1 Follicular stage–specific effects in the ovary: Tissues in the body are composed of different cell types, differentiations of which are believed to be primarily due to epigenetic modifications specific to a given cell type. Therefore, the epigenetic analysis in a whole tissue consisting of various cell types is considered to be problematic. An additional complexity in the post-natal ovary is the presence of the follicles at different stages of their development. When epigenetic analysis in the ovary is being considered, not only should different cell types be examined individually but also these cell types should be separated based on the follicle stage from which they are obtained.
2 EDC mixture effects: Most studies examining the effects of EDCs in the ovary as well as in other organs are conducted with single chemicals. However, individuals are normally exposed to mixture of these chemicals in daily life. Therefore, studies that are examining the effects of mixtures with various approaches have been intensifying. These studies in other organs have shown that when chemicals are combined, their impact increases synergistically – much more dramatically than additive effects of individual compounds (Jacobsen et al. 2010; Rider et al. 2010). The mixture studies further show the complexity of the potential harmful effects of EDCs as mixtures (Kortenkamp et al. 2007).
3 Epigenome-wide effects: The genome is relatively more resistant to the effects of environmental factors that individuals are likely to encounter daily, such as EDCs. In contrast, the epigenome can be vulnerable to such effects. In addition, as compared to the primary DNA sequence, the epigenome is much complex and dynamic. Furthermore, the importance of epigenome in the DoHAD is widely accepted. Therefore, a comprehensive understanding of the effects of the EDCs requires studying not only the methylome but also whole epigenome (including histone modifications and ncRNAs, especially miRNA). Such a broader and more precise understanding of epigenetic effects of EDCs will enable the development of effective prevention and therapy.

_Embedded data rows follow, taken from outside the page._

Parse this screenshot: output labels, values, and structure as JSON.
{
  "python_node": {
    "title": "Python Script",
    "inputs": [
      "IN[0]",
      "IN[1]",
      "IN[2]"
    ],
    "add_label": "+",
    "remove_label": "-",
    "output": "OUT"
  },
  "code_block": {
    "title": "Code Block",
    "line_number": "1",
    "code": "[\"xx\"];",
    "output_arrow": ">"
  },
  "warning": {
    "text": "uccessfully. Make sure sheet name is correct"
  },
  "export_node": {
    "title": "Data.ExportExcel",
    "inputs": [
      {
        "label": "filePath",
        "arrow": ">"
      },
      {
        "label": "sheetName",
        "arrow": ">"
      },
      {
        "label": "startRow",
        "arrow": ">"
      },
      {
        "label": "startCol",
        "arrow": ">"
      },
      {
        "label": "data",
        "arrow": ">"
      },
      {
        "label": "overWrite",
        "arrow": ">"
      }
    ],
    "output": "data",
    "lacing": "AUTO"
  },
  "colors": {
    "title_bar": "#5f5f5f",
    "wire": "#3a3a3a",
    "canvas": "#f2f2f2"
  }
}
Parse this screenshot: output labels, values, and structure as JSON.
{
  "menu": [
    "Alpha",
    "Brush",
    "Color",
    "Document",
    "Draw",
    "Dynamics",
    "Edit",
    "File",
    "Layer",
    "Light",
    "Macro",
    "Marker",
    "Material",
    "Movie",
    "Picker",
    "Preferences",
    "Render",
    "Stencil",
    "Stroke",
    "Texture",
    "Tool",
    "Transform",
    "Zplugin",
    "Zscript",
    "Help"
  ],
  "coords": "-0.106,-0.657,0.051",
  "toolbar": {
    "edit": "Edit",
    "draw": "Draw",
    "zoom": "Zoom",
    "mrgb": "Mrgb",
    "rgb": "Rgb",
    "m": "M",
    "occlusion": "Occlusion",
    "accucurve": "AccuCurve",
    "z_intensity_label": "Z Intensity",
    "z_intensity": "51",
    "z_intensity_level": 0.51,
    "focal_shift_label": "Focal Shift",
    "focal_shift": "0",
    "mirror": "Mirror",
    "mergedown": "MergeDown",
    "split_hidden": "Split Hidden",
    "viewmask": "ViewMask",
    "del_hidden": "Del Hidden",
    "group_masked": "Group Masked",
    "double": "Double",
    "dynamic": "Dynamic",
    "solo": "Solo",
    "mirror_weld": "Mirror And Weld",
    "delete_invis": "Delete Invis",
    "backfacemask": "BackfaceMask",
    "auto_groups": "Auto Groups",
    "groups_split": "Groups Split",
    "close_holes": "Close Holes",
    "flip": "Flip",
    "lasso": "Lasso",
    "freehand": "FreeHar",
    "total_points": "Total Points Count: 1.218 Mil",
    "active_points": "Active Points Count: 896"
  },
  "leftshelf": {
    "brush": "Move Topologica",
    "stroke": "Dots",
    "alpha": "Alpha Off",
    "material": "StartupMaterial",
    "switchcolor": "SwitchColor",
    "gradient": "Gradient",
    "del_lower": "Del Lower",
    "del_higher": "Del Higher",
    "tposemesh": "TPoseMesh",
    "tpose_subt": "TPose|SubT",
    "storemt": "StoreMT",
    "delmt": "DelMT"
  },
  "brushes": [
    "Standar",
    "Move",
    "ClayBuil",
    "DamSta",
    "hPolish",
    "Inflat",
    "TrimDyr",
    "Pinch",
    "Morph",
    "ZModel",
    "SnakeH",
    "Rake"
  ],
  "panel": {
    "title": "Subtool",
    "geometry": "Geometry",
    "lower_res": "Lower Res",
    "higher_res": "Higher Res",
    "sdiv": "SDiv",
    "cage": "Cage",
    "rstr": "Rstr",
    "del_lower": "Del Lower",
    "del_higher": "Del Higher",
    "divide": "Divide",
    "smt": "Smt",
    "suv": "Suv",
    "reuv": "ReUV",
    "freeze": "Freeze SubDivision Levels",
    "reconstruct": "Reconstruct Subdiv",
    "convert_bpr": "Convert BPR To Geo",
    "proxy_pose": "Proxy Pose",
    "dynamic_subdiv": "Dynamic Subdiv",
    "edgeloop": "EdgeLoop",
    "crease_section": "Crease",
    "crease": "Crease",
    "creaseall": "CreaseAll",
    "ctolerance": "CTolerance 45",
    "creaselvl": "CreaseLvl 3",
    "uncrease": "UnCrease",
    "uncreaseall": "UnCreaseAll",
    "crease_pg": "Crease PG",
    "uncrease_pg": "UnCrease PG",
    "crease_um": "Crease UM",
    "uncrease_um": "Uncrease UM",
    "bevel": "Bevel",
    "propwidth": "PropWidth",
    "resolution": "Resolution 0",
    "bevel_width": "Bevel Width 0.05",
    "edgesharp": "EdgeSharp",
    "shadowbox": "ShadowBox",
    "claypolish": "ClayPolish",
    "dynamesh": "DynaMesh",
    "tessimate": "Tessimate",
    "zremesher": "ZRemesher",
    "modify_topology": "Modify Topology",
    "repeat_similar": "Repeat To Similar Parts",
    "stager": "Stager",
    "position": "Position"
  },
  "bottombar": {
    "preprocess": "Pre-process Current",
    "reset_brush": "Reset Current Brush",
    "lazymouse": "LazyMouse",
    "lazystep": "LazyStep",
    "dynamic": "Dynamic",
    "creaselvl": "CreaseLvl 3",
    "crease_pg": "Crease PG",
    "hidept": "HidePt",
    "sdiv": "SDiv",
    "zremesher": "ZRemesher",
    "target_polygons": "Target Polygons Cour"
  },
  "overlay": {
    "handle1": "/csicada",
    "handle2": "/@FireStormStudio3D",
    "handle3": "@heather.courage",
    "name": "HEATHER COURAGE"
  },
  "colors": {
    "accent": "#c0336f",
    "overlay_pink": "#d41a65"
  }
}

The authors thank Dr. Kathy Manger for her assistance in the preparation of this manuscript. The research results from our laboratory described in this review are supported in part by NIEHS grants ES013854 and ES017059 and the NIEHS-sponsored UMDNJ Center for Environmental Exposures and Disease grant NIEHS ES005022. Dr. Elif Oruc, visiting scholar from Cukurova University, Turkey, is supported in part by TUBITAK-BIDEB International Postdoctoral Research Scholarship Program.
Conflicts of interest
None of the authors have any conflicts of interest to declare.